While I don’t disagree with Gee  that video games have a very large capacity to teach and reach players through developing skills such as role playing, critical thinking, multi-modal literacy, and exploration, I think there are equally legitimate ways of learning that don’t involve children (or adults) sitting inside on their behinds, and getting dizzy with too much screen time.   Gee says, “learning encourages exploration, hypothesis testing, risk taking, persistence past failure, and seeing ‘mistakes’ as new opportunities for progress and learning” (37). He references in this part of the book that a game called Pikmin is perfect for teaching these skills; however, wouldn’t going outside and using one’s imagination also practice these skills (and  be healthier)? How about meeting up with a few friends and building a fort, pretending to be knights of the highest order?  Sure, video games can offer a different environment to learn and grow, but I think Gee is a little one-sided. He says his argument on video games is “a plea to build schooling on better principles of learning” (9), which seems to assume that schools have no pedagogy, no idea what all this teaching is building up to, or how to effectively reach students.  This offends me.

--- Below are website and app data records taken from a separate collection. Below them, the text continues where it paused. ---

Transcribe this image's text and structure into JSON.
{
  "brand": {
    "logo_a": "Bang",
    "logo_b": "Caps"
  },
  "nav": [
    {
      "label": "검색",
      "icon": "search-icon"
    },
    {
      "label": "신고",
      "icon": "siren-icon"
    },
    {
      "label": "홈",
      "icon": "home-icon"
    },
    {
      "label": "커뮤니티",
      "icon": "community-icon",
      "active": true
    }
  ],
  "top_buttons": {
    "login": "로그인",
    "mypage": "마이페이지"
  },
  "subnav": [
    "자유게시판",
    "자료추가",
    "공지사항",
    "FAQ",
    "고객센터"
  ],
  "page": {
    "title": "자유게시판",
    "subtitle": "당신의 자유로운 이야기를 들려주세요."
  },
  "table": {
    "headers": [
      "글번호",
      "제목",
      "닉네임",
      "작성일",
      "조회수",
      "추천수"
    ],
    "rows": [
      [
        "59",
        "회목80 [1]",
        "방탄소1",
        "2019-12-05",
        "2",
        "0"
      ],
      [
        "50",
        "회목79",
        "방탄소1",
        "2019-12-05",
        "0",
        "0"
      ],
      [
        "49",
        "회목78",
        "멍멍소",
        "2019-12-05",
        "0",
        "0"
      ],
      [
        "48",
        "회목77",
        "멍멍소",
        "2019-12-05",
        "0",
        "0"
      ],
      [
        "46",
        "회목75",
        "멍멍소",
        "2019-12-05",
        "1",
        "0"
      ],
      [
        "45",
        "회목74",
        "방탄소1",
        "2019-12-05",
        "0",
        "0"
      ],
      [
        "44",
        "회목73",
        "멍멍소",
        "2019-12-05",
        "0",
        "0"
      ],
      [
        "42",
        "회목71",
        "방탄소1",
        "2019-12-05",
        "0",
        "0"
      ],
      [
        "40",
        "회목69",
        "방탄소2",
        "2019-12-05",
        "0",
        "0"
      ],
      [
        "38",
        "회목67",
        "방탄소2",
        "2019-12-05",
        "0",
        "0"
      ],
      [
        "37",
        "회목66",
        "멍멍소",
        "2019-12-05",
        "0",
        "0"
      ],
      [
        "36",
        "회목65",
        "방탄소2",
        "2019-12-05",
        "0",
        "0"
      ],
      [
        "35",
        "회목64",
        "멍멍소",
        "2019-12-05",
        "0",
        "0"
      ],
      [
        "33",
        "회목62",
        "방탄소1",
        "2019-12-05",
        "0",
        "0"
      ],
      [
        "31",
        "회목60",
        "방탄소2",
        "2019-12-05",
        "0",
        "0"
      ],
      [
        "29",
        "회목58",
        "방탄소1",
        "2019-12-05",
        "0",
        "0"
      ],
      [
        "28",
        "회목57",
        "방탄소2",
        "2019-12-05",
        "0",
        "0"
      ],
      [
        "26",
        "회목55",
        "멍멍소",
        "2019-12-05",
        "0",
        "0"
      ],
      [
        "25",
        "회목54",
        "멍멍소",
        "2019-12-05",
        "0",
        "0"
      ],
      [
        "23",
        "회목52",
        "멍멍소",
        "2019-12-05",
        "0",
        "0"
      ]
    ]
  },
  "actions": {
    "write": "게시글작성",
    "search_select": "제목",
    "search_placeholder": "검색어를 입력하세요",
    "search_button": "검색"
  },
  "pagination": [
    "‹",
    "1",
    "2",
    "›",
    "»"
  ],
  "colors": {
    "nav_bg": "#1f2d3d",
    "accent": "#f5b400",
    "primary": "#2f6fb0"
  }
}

But this is not to say that I disagree with everything Gee is arguing.  He convinced me that students who spend many hours playing games – even violent ones—are NOT wasting time.  I now understand that there is a lot of value in playing games, many of which are more complicated and thoughtful than I had originally believed. The story lines encourage multi-modal learning.  However, what bothers me about these students playing for hours on end or even all night is that they then come to school without their homework completed or without enough sleep to keep their eyes open in my class.  This, I think, is why I came into this book with such a negative attitude towards video games.  I couldn’t see beyond the games as obstacles to learning what I wanted them to learn.  Instead, I need to figure out a way to incorporate gaming into my classroom.  But how?